Picnic cancelled over security concerns

Christie and Jess organised the now-postponed community day at Hannah Watts Park to help unite Melton around its Muslim community. Picture: Shawn Smits

A community picnic, called to help unite Melton around its Muslim community last Sunday, was called off by police and organisers because anti-Islam groups indicated they would gatecrash the event.

The picnic had been organised in the wake of violent clashes in the town last November between anti-racism groups and racial extremist fringe groups Reclaim Australia, True Blue Crew and the United Patriots Front.

Melton’s Hannah Watts Park was to be the scene of a ‘United Solidarity community picnic’, whose aim was to encourage friendship and an attitude of tolerance for all. Melton sisters-in-law Christie and Jess, who asked that only their first names be used, developed the idea as a peaceful way to bring people together.

“We are parents of young children and have been Melton community members of six years,” Christie said. “The Islamic community has been a valuable part of the Australian community for decades.

“There is no need for the extreme reactions we have been seeing.

“Despite being a peaceful, community- focused faith, many people who follow the Muslim faith have been the subject of disgraceful bigotry and hatred in recent times due to the rise of terrorist attacks throughout the world.”

Jess said she thinks Australians need to recognise that the vast majority of Muslims are not terrorists.

“They are hard-working Aussies, mums and dads, school children, employees – no different to the rest of us, apart from their choice of religion.”

The pair has now postponed the picnic until later this year, saying they want it to promote more tolerant attitudes.

“This event is most definitely not a protest. It is a peaceful, family event and will have children in attendance, so we respectfully request that anyone with a desire to cause trouble please stay away,” Christie said.

“By bringing together people who may not ordinarily socialise with one another, we hope to break down barriers and encourage friendships.

“We encourage everyone to come down and participate, even if they believe that they are against Islam.

“Asking questions with an open mind is the best way to dispel fear.”

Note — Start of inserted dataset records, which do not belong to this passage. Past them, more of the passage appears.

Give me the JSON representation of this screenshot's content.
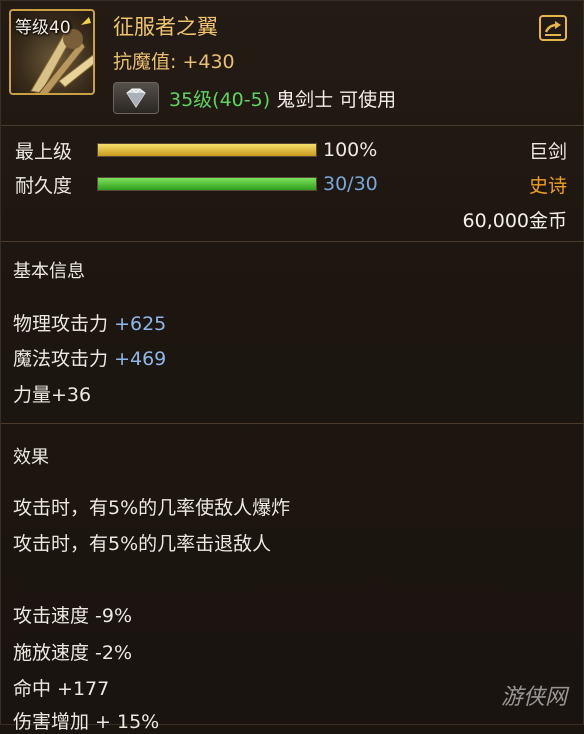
{
  "item": {
    "level_badge": "等级40",
    "name": "征服者之翼",
    "resist": "抗魔值: +430",
    "req_level": "35级(40-5)",
    "req_class": "鬼剑士 可使用"
  },
  "stats": {
    "grade_label": "最上级",
    "grade_value": "100%",
    "grade_fraction": 1.0,
    "durability_label": "耐久度",
    "durability_value": "30/30",
    "durability_fraction": 1.0
  },
  "meta": {
    "weapon_type": "巨剑",
    "rarity": "史诗",
    "price": "60,000金币"
  },
  "basic": {
    "heading": "基本信息",
    "phys_label": "物理攻击力",
    "phys_value": "+625",
    "magic_label": "魔法攻击力",
    "magic_value": "+469",
    "strength": "力量+36"
  },
  "effects": {
    "heading": "效果",
    "lines": [
      "攻击时，有5%的几率使敌人爆炸",
      "攻击时，有5%的几率击退敌人"
    ],
    "mods": [
      "攻击速度 -9%",
      "施放速度 -2%",
      "命中 +177",
      "伤害增加 + 15%"
    ]
  },
  "watermark": "游侠网",
  "colors": {
    "title": "#f0c46a",
    "rarity": "#f0a020",
    "durability_text": "#7aa6d8",
    "required_level": "#5fd35f"
  },
  "icons": {
    "item_icon": "wings-of-conqueror-icon",
    "gem": "diamond-icon",
    "share": "share-export-icon"
  }
}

Melton police’s Senior Sergeant Simon Payne said his team would carry out a risk assessment and meet with the organisers to discuss security options for the event.